California’s state engineers union has overwhelmingly ratified a three-year contract with the Brown administration that requires its members for the first time to contribute to retiree medical benefits.
A union spokesman said that of approximately 4,300 ballots counted Wednesday, 97.2 percent voted for the agreement, which also includes a total 7 percent in raises over the next two years. The contract is retroactive to to July 2 and expires June 30, 2018.
The deal with the 13,000-member Professional Engineers in California Government represents a win for Gov. Jerry Brown because the union agreed to start paying a percentage of salaries toward retiree medical care and other post-employment benefits. The contract incrementally increases the percentage employees kick in, starting with 0.5 percent in July 2017, culminating with 2 percent of pay in 2019, a year after the new pact expires.
The state will match the employees’ contributions to the retiree-benefits fund.
Engineers hired Jan. 1, 2016 and thereafter will have to work longer to qualify for retiree health benefits, according to the ratified contract’s terms. The future hires also will receive a smaller state subsidy for their insurance premiums when they retire.
Brown has said that he wants similar changes in other labor agreements because the state faces an estimated $72 billion in long-term retiree medical costs. Unlike pensions, the government has set virtually nothing aside to defray the projected costs of those future bills, which are rapidly growing.
Most state labor groups will negotiate contracts next year. Managers and supervisors are excluded from bargaining, but the state generally imposes terms on them similar to those negotiated for the unionized employees they manage.
Unions representing craft and maintenance workers and correctional officers are working under contracts that expired last summer. The state scientists’ contract expired at the same time, but after union negotiators came to an agreement, the rank and file soundly rejected it.
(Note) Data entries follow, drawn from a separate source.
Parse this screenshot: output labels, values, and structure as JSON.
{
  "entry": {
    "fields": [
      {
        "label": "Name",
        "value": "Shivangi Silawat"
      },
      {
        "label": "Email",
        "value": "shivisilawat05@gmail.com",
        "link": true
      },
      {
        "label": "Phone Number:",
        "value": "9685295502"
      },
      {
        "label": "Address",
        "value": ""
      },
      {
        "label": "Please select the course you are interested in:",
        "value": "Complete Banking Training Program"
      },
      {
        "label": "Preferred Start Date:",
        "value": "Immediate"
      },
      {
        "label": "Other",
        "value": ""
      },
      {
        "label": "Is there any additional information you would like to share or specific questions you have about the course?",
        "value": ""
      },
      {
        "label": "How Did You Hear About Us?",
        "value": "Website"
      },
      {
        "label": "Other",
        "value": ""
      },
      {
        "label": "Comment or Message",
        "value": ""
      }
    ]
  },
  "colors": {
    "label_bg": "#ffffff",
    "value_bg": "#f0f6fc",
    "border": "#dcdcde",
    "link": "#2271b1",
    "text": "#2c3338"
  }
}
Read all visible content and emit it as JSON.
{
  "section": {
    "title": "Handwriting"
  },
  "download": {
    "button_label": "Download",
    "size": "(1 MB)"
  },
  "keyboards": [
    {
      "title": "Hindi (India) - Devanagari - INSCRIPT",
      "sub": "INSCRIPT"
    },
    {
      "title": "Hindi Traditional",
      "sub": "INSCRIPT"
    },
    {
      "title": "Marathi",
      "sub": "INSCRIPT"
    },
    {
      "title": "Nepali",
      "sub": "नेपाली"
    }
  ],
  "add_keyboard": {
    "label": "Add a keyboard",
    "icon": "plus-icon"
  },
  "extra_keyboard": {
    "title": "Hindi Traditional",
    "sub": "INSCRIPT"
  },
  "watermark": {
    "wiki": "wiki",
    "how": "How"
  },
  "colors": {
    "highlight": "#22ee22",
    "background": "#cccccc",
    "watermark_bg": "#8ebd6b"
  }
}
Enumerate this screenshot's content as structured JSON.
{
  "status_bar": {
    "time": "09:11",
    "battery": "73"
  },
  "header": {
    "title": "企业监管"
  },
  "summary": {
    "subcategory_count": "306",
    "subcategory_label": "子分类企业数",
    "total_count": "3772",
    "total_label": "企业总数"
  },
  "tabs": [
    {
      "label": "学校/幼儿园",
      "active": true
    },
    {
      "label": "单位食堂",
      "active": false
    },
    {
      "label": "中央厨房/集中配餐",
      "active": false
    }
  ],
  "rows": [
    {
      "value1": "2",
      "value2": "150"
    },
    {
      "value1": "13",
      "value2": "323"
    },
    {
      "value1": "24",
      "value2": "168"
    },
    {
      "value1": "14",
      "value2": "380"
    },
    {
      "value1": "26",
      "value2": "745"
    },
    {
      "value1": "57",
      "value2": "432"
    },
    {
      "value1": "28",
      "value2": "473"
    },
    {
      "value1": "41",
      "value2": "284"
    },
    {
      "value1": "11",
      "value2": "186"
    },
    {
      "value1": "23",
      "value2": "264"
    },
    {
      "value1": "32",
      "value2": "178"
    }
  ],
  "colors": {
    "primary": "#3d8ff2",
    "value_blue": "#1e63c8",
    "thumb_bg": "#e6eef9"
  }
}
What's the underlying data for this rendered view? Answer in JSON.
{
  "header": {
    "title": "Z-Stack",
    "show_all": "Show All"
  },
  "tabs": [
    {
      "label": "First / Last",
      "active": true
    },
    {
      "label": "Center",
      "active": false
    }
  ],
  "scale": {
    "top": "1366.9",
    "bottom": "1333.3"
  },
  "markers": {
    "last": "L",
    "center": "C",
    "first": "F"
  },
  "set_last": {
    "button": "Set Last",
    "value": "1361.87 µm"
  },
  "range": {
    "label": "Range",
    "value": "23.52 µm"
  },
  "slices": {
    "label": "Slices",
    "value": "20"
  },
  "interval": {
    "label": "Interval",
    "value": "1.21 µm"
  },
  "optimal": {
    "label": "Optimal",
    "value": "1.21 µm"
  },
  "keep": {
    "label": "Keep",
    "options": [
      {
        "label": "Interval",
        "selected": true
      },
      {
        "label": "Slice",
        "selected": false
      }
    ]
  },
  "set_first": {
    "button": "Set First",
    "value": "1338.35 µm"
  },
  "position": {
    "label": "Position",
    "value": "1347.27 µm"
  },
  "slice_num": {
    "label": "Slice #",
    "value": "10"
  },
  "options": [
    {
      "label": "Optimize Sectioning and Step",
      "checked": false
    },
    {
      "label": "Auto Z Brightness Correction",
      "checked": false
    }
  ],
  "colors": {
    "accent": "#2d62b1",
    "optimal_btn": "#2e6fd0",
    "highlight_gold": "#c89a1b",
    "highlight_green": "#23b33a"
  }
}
Those unions are continuing to talk with the administration, although the Legislature won’t be able to approve funding for any agreements until lawmakers return in January. Contracts for more than a dozen bargaining units expire next summer.